In this case I'm refreshed to discover that things which I hold to be true and dear to me -- but which are sometimes refuted, ignored, or denigrated by some of my fellow citizens -- may be understood intitively (absent even the supporting social context) by people from other places.

When random Chinese people observing a photograph from a WalMart and a brief caption of explanation can inferr the entire basis of what it (should) mean to us to be a full Citizen of a free country endowed by our Creator/Nature with the right to access to lethal force and the responsibility to resist tyrranical rule -- well, that is just about breath-taking. Quite a validation of the clarity of our own framers' vision of what our country could, should, and MUST be.

I completely second this.

9mmepiphany
July 5, 2010, 08:57 PM
they live with a government that could take everything from them one day for no reason and ship them off to prison for the rest of their lives.

People forget that, or say it can't happen here. They said the exact same thing in Germany in the 1930's. They beleived it to right up until the Gestapo came knocking.


they don't even need to look that far abroad, just look what Americans did to the Japanese in continental United States during that war

Mr.Davis
July 5, 2010, 09:17 PM
Mr. Davis, I'm sorry for the rash way of answering the thread, but lately it seems this country is overly concerned with the opinions of outside Countries. China in particular, is getting under my skin, with thier toxic products being sold here, and how we owe them more money than we'll ever be able to repay. I think our relationship with them is becoming one of dependance, which is the first straw of the demise of this Country. We're selling this place to them!
I was just pointing out that nobody was implying that we should alter our opinions based on what the Chinese folks said about Walmart. This thread, unless I've totally missed the point, was just a look at their perceptions of us, and it was shockingly positive. That's crazy, the leftists tell me the whole world hates us!
they don't even need to look that far abroad, just look what Americans did to the Japanese in continental United States during that war
Very true. It sounds bad to say, but legitimate US citizens of Japanese heritage would have had every right to resist their incarceration with deadly force, in my opinion.

That's actually a great example to use for antis that scoff at the "tyranny" defense of 2A rights.

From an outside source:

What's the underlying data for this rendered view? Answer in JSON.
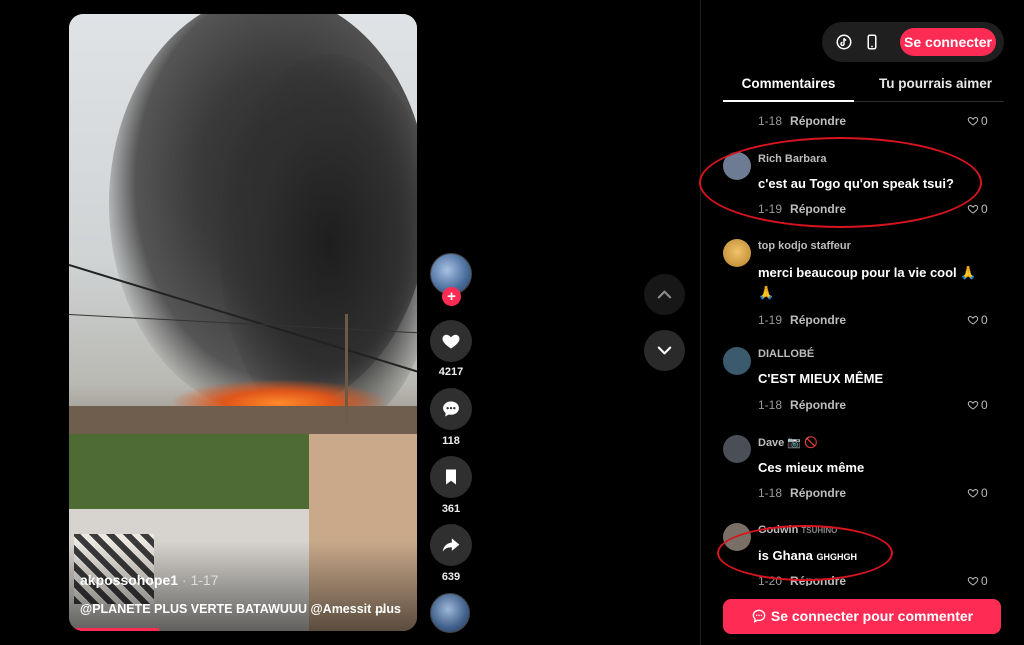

El Clerkino
July 6, 2010, 04:55 AM
Great Read. It seems to me they have a lot of respect for us and a greater understanding of RKBA than some people on THR. Most people are caught up in spewing Mcarthyism's in one form or another at each other they forget how good we have it in the US of A.

If you enjoyed reading about "How China views gun sales in America" here in TheHighRoad.org archive, you'll LOVE our community. Come join TheHighRoad.org today for the full version!